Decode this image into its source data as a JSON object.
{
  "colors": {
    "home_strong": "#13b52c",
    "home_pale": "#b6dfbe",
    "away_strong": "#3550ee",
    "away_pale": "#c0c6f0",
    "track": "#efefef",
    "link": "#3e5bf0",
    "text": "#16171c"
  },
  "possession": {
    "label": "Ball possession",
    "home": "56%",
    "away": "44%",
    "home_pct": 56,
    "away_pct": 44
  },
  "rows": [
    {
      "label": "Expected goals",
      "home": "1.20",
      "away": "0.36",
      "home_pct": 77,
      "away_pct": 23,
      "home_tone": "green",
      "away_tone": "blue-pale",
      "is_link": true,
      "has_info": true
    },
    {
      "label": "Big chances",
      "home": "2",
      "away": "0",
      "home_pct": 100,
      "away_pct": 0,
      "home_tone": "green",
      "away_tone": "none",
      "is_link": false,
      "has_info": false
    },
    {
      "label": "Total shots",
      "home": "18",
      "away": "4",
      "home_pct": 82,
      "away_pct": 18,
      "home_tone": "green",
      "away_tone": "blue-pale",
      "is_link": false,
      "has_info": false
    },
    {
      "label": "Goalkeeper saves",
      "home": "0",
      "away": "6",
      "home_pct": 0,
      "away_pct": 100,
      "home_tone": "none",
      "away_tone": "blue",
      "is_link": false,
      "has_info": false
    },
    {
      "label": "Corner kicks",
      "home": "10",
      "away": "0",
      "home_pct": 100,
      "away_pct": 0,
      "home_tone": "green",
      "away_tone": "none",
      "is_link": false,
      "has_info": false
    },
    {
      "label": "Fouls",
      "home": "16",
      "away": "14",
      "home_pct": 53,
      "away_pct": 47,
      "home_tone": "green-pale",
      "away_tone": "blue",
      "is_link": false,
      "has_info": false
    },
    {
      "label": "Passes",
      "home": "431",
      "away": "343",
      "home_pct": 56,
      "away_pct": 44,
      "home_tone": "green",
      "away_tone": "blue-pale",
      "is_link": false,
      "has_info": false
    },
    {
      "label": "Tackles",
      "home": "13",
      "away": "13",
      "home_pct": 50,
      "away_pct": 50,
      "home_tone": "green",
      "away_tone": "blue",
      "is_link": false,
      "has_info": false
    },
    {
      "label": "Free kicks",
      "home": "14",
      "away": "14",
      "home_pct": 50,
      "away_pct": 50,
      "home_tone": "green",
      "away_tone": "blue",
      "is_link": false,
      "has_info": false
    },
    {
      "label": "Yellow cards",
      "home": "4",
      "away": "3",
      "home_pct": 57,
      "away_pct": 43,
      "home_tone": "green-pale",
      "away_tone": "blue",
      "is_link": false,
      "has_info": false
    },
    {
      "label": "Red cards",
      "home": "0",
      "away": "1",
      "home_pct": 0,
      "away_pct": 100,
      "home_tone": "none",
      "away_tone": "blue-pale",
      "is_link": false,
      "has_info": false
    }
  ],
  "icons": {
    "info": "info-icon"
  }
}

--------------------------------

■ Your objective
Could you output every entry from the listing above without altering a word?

■ Response to the task
Decode this image into its source data as a JSON object.
{
  "colors": {
    "home_strong": "#13b52c",
    "home_pale": "#b6dfbe",
    "away_strong": "#3550ee",
    "away_pale": "#c0c6f0",
    "track": "#efefef",
    "link": "#3e5bf0",
    "text": "#16171c"
  },
  "possession": {
    "label": "Ball possession",
    "home": "56%",
    "away": "44%",
    "home_pct": 56,
    "away_pct": 44
  },
  "rows": [
    {
      "label": "Expected goals",
      "home": "1.20",
      "away": "0.36",
      "home_pct": 77,
      "away_pct": 23,
      "home_tone": "green",
      "away_tone": "blue-pale",
      "is_link": true,
      "has_info": true
    },
    {
      "label": "Big chances",
      "home": "2",
      "away": "0",
      "home_pct": 100,
      "away_pct": 0,
      "home_tone": "green",
      "away_tone": "none",
      "is_link": false,
      "has_info": false
    },
    {
      "label": "Total shots",
      "home": "18",
      "away": "4",
      "home_pct": 82,
      "away_pct": 18,
      "home_tone": "green",
      "away_tone": "blue-pale",
      "is_link": false,
      "has_info": false
    },
    {
      "label": "Goalkeeper saves",
      "home": "0",
      "away": "6",
      "home_pct": 0,
      "away_pct": 100,
      "home_tone": "none",
      "away_tone": "blue",
      "is_link": false,
      "has_info": false
    },
    {
      "label": "Corner kicks",
      "home": "10",
      "away": "0",
      "home_pct": 100,
      "away_pct": 0,
      "home_tone": "green",
      "away_tone": "none",
      "is_link": false,
      "has_info": false
    },
    {
      "label": "Fouls",
      "home": "16",
      "away": "14",
      "home_pct": 53,
      "away_pct": 47,
      "home_tone": "green-pale",
      "away_tone": "blue",
      "is_link": false,
      "has_info": false
    },
    {
      "label": "Passes",
      "home": "431",
      "away": "343",
      "home_pct": 56,
      "away_pct": 44,
      "home_tone": "green",
      "away_tone": "blue-pale",
      "is_link": false,
      "has_info": false
    },
    {
      "label": "Tackles",
      "home": "13",
      "away": "13",
      "home_pct": 50,
      "away_pct": 50,
      "home_tone": "green",
      "away_tone": "blue",
      "is_link": false,
      "has_info": false
    },
    {
      "label": "Free kicks",
      "home": "14",
      "away": "14",
      "home_pct": 50,
      "away_pct": 50,
      "home_tone": "green",
      "away_tone": "blue",
      "is_link": false,
      "has_info": false
    },
    {
      "label": "Yellow cards",
      "home": "4",
      "away": "3",
      "home_pct": 57,
      "away_pct": 43,
      "home_tone": "green-pale",
      "away_tone": "blue",
      "is_link": false,
      "has_info": false
    },
    {
      "label": "Red cards",
      "home": "0",
      "away": "1",
      "home_pct": 0,
      "away_pct": 100,
      "home_tone": "none",
      "away_tone": "blue-pale",
      "is_link": false,
      "has_info": false
    }
  ],
  "icons": {
    "info": "info-icon"
  }
}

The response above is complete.